As part of the effort to streamline its underwriting process, the California Homebuyer's Downpayment Assistance Program (CHDAP) is scheduled to implement several CalFHA first mortgage guideline changes on July 1st. These include capping CLTVs at 103% and DTI at 43% and requiring a minimum borrower investment of $1500 for FICO scores between 640-679 and $1000 for FICO scores of 680 and above. Any tax savings derived from Mortgage Credit Certificates will not be eligible for credit qualifying purposes, including qualifying income or DTI calculations.
In Ohio, the Croghan Colonial Bank ($630mm) will acquire National Bank of Ohio ($219mm) for cash (30%) and stock (70%) worth about $28.9mm or roughly 1.4x capital.
REMN sent out a note to its broker clients: "Effective August 1st, broker compensation buckets at REMN will be imposed by submission date.

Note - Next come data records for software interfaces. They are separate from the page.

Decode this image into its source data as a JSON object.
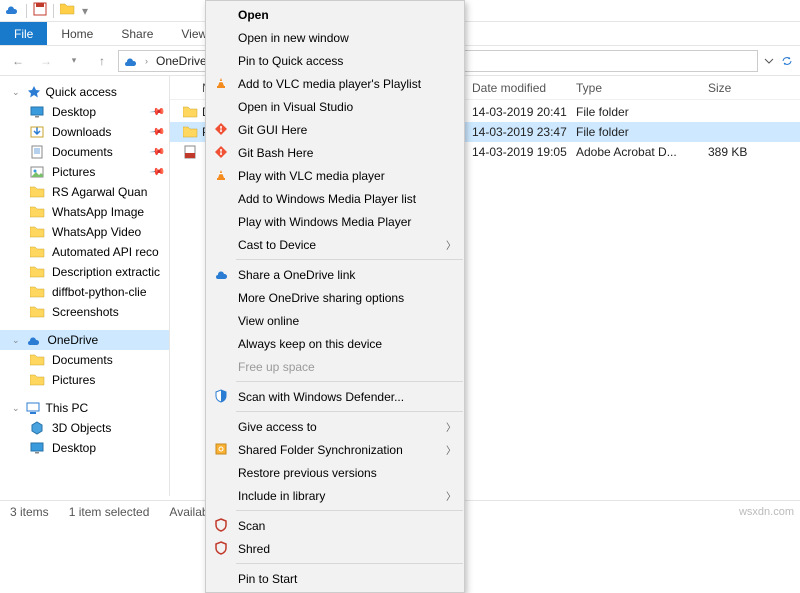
{
  "titlebar": {
    "qat": [
      "onedrive",
      "save",
      "folder",
      "dropdown"
    ]
  },
  "ribbon": {
    "file": "File",
    "home": "Home",
    "share": "Share",
    "view": "View"
  },
  "address": {
    "root": "OneDrive"
  },
  "sidebar": {
    "quick": "Quick access",
    "items": [
      "Desktop",
      "Downloads",
      "Documents",
      "Pictures",
      "RS Agarwal Quan",
      "WhatsApp Image",
      "WhatsApp Video",
      "Automated API reco",
      "Description extractic",
      "diffbot-python-clie",
      "Screenshots"
    ],
    "onedrive": "OneDrive",
    "od_items": [
      "Documents",
      "Pictures"
    ],
    "thispc": "This PC",
    "pc_items": [
      "3D Objects",
      "Desktop"
    ]
  },
  "columns": {
    "name": "Name",
    "date": "Date modified",
    "type": "Type",
    "size": "Size"
  },
  "rows": [
    {
      "icon": "folder",
      "name": "D",
      "date": "14-03-2019 20:41",
      "type": "File folder",
      "size": ""
    },
    {
      "icon": "folder",
      "name": "P",
      "date": "14-03-2019 23:47",
      "type": "File folder",
      "size": "",
      "sel": true
    },
    {
      "icon": "pdf",
      "name": "",
      "date": "14-03-2019 19:05",
      "type": "Adobe Acrobat D...",
      "size": "389 KB"
    }
  ],
  "status": {
    "items": "3 items",
    "sel": "1 item selected",
    "avail": "Available"
  },
  "watermark": "wsxdn.com",
  "ctx": [
    {
      "t": "Open",
      "bold": true
    },
    {
      "t": "Open in new window"
    },
    {
      "t": "Pin to Quick access"
    },
    {
      "t": "Add to VLC media player's Playlist",
      "i": "vlc"
    },
    {
      "t": "Open in Visual Studio"
    },
    {
      "t": "Git GUI Here",
      "i": "git"
    },
    {
      "t": "Git Bash Here",
      "i": "git"
    },
    {
      "t": "Play with VLC media player",
      "i": "vlc"
    },
    {
      "t": "Add to Windows Media Player list"
    },
    {
      "t": "Play with Windows Media Player"
    },
    {
      "t": "Cast to Device",
      "sub": true
    },
    {
      "hr": true
    },
    {
      "t": "Share a OneDrive link",
      "i": "cloud"
    },
    {
      "t": "More OneDrive sharing options"
    },
    {
      "t": "View online"
    },
    {
      "t": "Always keep on this device"
    },
    {
      "t": "Free up space",
      "dis": true
    },
    {
      "hr": true
    },
    {
      "t": "Scan with Windows Defender...",
      "i": "shield"
    },
    {
      "hr": true
    },
    {
      "t": "Give access to",
      "sub": true
    },
    {
      "t": "Shared Folder Synchronization",
      "i": "sync",
      "sub": true
    },
    {
      "t": "Restore previous versions"
    },
    {
      "t": "Include in library",
      "sub": true
    },
    {
      "hr": true
    },
    {
      "t": "Scan",
      "i": "mc"
    },
    {
      "t": "Shred",
      "i": "mc"
    },
    {
      "hr": true
    },
    {
      "t": "Pin to Start"
    }
  ]
}
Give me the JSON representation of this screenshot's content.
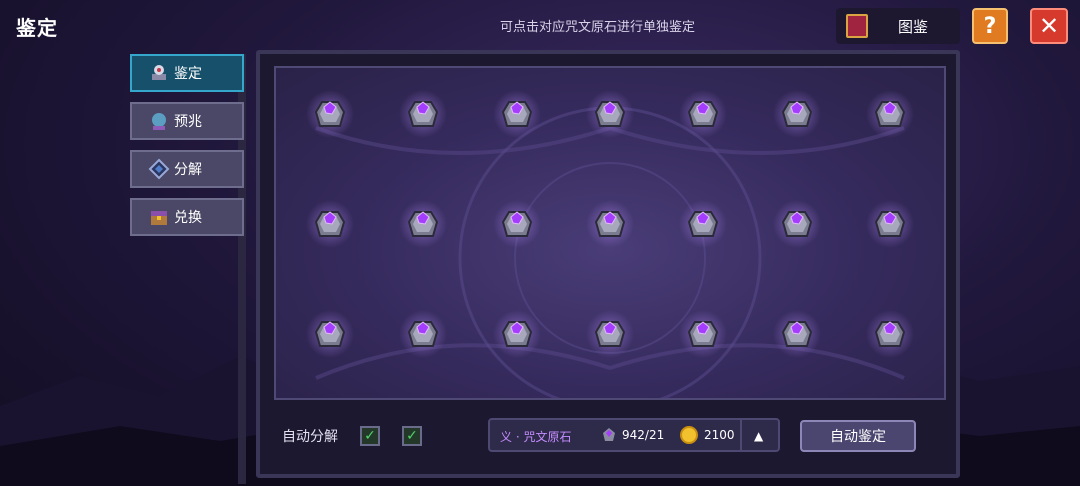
{
  "header": {
    "title": "鉴定",
    "hint": "可点击对应咒文原石进行单独鉴定",
    "codex_label": "图鉴",
    "help_label": "?",
    "close_label": "✕"
  },
  "tabs": [
    {
      "label": "鉴定",
      "icon": "appraise-icon",
      "active": true
    },
    {
      "label": "预兆",
      "icon": "omen-orb-icon",
      "active": false
    },
    {
      "label": "分解",
      "icon": "decompose-gem-icon",
      "active": false
    },
    {
      "label": "兑换",
      "icon": "exchange-chest-icon",
      "active": false
    }
  ],
  "stones": {
    "rows": 3,
    "cols": 7,
    "item_icon": "rune-ore-stone-icon"
  },
  "bottom": {
    "auto_decompose_label": "自动分解",
    "checkbox_1": "✓",
    "checkbox_2": "✓",
    "resource_name": "义 · 咒文原石",
    "gem_count": "942/21",
    "coin_count": "2100",
    "expand_arrow": "▲",
    "auto_appraise_label": "自动鉴定"
  },
  "colors": {
    "active_tab": "#17506b",
    "gem_purple": "#a53dff",
    "help_button": "#e07b21",
    "close_button": "#d53a2c"
  }
}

This is a change from our previous policy of lock date. Please take this into consideration when disclosing your loans."
Affiliated Mortgage has made the leap into the wholesale sector, adding a Wholesale/Mini-Correspondent Division that will be headed by Jerry Alred, formerly of Classic Home Financial. The operations team will be based out of Houston with an initial focus on expanding its client base throughout Texas, with plans to look further afield in the near future. In addition to its foray into wholesale, Affiliated has begun offering a single loan Mandatory program for clients with a net worth of $2.5 million or more. Loans can be locked for 7- and 15-day periods, with pay up options included in daily rate sheets, and lenders will have the option to switch the delivery from Mandatory to Best Efforts if necessary (note that any lock periods longer than 15 days will result in the loan being reset to Best Efforts automatically). Anything locked under this option will not be included in lenders' monthly performance analysis.

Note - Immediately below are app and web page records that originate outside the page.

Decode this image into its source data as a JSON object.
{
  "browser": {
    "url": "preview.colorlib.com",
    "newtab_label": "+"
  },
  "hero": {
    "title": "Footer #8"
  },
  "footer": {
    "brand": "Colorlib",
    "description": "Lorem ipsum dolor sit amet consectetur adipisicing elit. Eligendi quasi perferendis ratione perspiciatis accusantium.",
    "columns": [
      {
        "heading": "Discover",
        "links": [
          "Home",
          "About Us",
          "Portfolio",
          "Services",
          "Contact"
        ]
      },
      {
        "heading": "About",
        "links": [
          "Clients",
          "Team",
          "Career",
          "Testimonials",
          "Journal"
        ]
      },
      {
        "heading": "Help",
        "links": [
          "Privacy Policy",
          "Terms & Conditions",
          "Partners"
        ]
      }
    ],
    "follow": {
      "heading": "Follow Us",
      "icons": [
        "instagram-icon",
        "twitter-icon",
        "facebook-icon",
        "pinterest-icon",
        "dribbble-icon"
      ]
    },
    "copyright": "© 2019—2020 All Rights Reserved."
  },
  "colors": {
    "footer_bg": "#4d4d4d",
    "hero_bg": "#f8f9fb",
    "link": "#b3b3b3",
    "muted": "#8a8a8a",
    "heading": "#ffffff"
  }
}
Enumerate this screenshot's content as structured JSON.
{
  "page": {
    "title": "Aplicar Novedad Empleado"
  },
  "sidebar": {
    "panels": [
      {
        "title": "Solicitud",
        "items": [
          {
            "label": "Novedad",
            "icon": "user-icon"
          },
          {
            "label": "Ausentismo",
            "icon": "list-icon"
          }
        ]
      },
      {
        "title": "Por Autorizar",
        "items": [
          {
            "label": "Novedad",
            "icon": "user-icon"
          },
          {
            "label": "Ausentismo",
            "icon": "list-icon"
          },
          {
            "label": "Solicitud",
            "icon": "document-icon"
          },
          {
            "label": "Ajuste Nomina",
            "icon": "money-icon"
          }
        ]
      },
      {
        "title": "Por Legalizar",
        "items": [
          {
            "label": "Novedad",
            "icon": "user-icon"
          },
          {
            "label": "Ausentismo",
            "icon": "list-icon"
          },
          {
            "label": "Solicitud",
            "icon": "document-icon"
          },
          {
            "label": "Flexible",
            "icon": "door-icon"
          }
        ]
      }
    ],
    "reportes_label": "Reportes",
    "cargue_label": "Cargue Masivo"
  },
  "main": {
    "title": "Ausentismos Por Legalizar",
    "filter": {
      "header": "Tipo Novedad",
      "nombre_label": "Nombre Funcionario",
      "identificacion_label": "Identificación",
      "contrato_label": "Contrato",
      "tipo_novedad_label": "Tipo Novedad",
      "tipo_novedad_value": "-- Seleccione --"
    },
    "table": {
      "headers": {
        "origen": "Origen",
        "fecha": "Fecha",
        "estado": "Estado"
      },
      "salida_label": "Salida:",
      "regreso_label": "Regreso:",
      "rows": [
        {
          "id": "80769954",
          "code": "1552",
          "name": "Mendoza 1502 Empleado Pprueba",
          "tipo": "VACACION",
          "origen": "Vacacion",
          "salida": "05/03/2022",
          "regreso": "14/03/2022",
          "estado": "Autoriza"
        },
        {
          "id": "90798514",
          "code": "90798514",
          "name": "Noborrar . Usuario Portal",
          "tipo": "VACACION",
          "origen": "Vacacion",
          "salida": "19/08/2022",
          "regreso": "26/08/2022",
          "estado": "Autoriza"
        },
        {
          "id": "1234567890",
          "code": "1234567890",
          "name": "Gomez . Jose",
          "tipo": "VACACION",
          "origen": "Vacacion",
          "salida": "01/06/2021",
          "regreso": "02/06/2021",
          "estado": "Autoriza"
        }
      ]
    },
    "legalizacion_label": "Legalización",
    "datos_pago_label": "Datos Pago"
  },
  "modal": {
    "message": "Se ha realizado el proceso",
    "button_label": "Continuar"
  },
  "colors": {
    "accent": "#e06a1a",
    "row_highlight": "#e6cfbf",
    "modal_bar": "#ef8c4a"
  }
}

Headlines this morning talk about how the housing market is shrugging off higher rates. What the headlines seem to conveniently forget is that the numbers (like Case-Shiller with its two month lag) are backward looking. Rates began moving higher in May, and probably don't have a tremendous bearing on the numbers we're seeing. But no one can deny that housing is doing well. For example, yesterday we learned that sales of new U.S. homes climbed more than forecast in May to the highest level in almost five years: New Home Sales were +2.1%. The median selling price climbed 10% from May 2012. And Durable Goods came in better than expected, although revisions to last month offset these gains and so there was little change to most analysts' GDP estimates.
So are traders going to drive rates higher until the economy does not do well? No - common sense would suggest that equilibrium will be reached. Yesterday some stability was restored, and both stock and bond prices were higher as trading got underway. Bonds sold off on the stronger-than-expected news, but equities had a good day. Current coupons mortgage-backed securities were nearly unchanged by the end of the day and the 10-yr closed at 2.58%.

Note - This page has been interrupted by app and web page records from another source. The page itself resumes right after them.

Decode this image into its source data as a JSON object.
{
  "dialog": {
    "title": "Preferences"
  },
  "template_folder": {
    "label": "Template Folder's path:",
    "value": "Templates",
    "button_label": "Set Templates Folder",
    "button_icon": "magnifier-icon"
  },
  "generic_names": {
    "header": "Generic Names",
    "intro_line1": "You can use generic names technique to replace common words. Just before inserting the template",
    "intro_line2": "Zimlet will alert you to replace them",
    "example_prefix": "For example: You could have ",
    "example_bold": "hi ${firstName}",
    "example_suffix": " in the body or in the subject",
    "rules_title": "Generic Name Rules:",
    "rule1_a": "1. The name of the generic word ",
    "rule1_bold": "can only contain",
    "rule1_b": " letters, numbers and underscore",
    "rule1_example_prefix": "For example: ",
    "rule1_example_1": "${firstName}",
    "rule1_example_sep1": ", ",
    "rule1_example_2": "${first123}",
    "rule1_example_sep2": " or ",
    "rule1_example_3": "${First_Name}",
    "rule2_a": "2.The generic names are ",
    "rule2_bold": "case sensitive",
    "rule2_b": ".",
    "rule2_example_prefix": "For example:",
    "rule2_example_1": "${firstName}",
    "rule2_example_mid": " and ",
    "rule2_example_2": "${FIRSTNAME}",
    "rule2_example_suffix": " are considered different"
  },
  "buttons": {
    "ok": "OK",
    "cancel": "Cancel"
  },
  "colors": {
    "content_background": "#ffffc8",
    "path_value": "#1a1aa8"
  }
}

For excitement today we had the MBA's application numbers for last week: overall numbers were -3% with refis down 5% but purchases were up 2%. Refis are now 67% of total apps, and ARMs were steady at 7%. We also have the final Q1 GDP reading at 8:30AM EDT and a $35 billion 5-year note auction. In the early going the 10-yr is better by .250 in price and yielding 2.56%, MBS are tagging along for the ride somewhat.